3.) Hosmer’s ugly contract situation over the years probably distorted our perception of him as a baseball player a bit. The contract went south almost immediately, but that’s kind of a separate issue from “can this guy improve your lineup?” And now the contract is not an issue.

4.) Which, by the way, is the biggest plus on Hosmer: because he’s still being paid out by the Padres for THREE more years, any team signing him is on the hook only for the big league minimum ($700K), and you could theoretically retain him at that price for all three seasons. If Hosmer is still a useful player – even in a part-time role – that’s a pretty valuable guy to have on a league-minimum deal. At 33, it’s possible Hosmer declines too rapidly for anything beyond 2023 to matter, but, again, the PADRES are the ones that have to pay him. So if it doesn’t work out in 2023, no harm, no foul. You release him and move on.

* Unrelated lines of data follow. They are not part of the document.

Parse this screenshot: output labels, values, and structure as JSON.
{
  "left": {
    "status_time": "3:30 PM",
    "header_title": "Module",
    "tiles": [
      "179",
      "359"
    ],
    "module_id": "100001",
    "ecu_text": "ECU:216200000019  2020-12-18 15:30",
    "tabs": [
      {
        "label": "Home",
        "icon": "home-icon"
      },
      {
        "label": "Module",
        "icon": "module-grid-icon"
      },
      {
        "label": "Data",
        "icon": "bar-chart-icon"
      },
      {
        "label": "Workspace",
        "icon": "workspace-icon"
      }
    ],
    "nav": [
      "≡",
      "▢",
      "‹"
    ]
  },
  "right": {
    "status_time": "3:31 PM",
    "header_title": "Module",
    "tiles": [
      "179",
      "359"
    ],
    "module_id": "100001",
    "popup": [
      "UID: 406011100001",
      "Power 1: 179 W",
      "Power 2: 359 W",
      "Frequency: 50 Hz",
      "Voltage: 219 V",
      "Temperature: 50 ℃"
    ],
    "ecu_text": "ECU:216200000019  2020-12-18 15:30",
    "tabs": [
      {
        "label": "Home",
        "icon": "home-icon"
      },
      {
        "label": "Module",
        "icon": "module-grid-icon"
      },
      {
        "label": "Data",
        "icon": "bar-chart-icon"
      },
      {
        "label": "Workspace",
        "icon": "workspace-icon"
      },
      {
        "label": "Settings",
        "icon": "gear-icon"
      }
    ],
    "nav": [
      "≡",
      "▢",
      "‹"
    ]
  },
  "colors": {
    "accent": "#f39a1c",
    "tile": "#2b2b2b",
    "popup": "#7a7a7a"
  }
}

5.) For the Cubs, adding Hosmer – instead of spending, say, $10 million on Mancini – would mean the Cubs have over $9 million available to spend on another bat or another reliever or even a trade piece some team wants to move. If the Cubs do have a budget (let’s be real, they do), then it might be a situation where Hosmer + Other Guy > Mancini.

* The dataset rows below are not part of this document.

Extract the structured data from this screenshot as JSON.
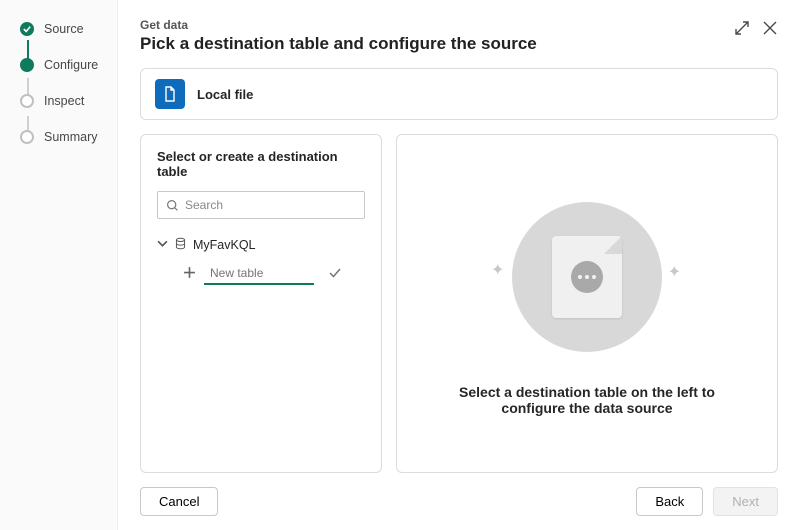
{
  "steps": {
    "s0": "Source",
    "s1": "Configure",
    "s2": "Inspect",
    "s3": "Summary"
  },
  "header": {
    "eyebrow": "Get data",
    "title": "Pick a destination table and configure the source"
  },
  "source": {
    "label": "Local file"
  },
  "leftPanel": {
    "title": "Select or create a destination table",
    "searchPlaceholder": "Search",
    "dbName": "MyFavKQL",
    "newTablePlaceholder": "New table"
  },
  "rightPanel": {
    "message": "Select a destination table on the left to configure the data source"
  },
  "buttons": {
    "cancel": "Cancel",
    "back": "Back",
    "next": "Next"
  }
}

From where I sit, there are three potential drawbacks to signing Hosmer. First and most obviously, it means you’re not landing some obviously better in free agency or trade. I’m not sure that guy exists anymore this offseason, outside of Mancini, and that’s a somewhat close call as it is. Second, there’s the roster spot(s) – Hosmer takes up a 26-man roster spot and a 40-man roster spot. That’s not a zero consideration, as clearly the Red Sox decided he wasn’t worth that when they let him go. Last, you have to ask – with any player addition – what the impact is in the clubhouse. I remember reading vague rumors about a deterioration on that front the last few years, but I’m not sure that is deserved. To the contrary, you do see a whole lotta stuff out there about Hosmer’s leadership, and the positive impact he can have.

Oh, wait, there’s one other thing: Hosmer rates out as a below-average defensive first baseman. The numbers don’t indicate he’s absolute butcher over there, but you could not expect him to be a plus or anything close to it. Of course, the Cubs have dealt with some meh defense at first since Anthony Rizzo departed, so maybe it would still feel like a step up.

Balance it all out, and maybe I’m not as opposed to the Cubs landing Hosmer as I thought I would be. And certainly not as opposed to it as I would’ve been at the start of the offseason when there were still options aplenty.

No, he’s not the “bat” we hoped the Cubs would land this offseason. Or even the second or third bat. But we can deal only in the reality that exists right now, and right now, Hosmer is arguably better than doing nothing, and his addition would not impact the Cubs’ ability to make any other moves financially, which is a big plus. So I tend to think it’s really just a question on the roster spot. Is Hosmer worth a roster spot? Reasonable minds can differ on that one.


Latest from Bleacher Nation:


Author: Brett Taylor

Brett Taylor is the Editor and Lead Cubs Writer at Bleacher Nation, and you can find him on Twitter at @BleacherNation and @Brett_A_Taylor.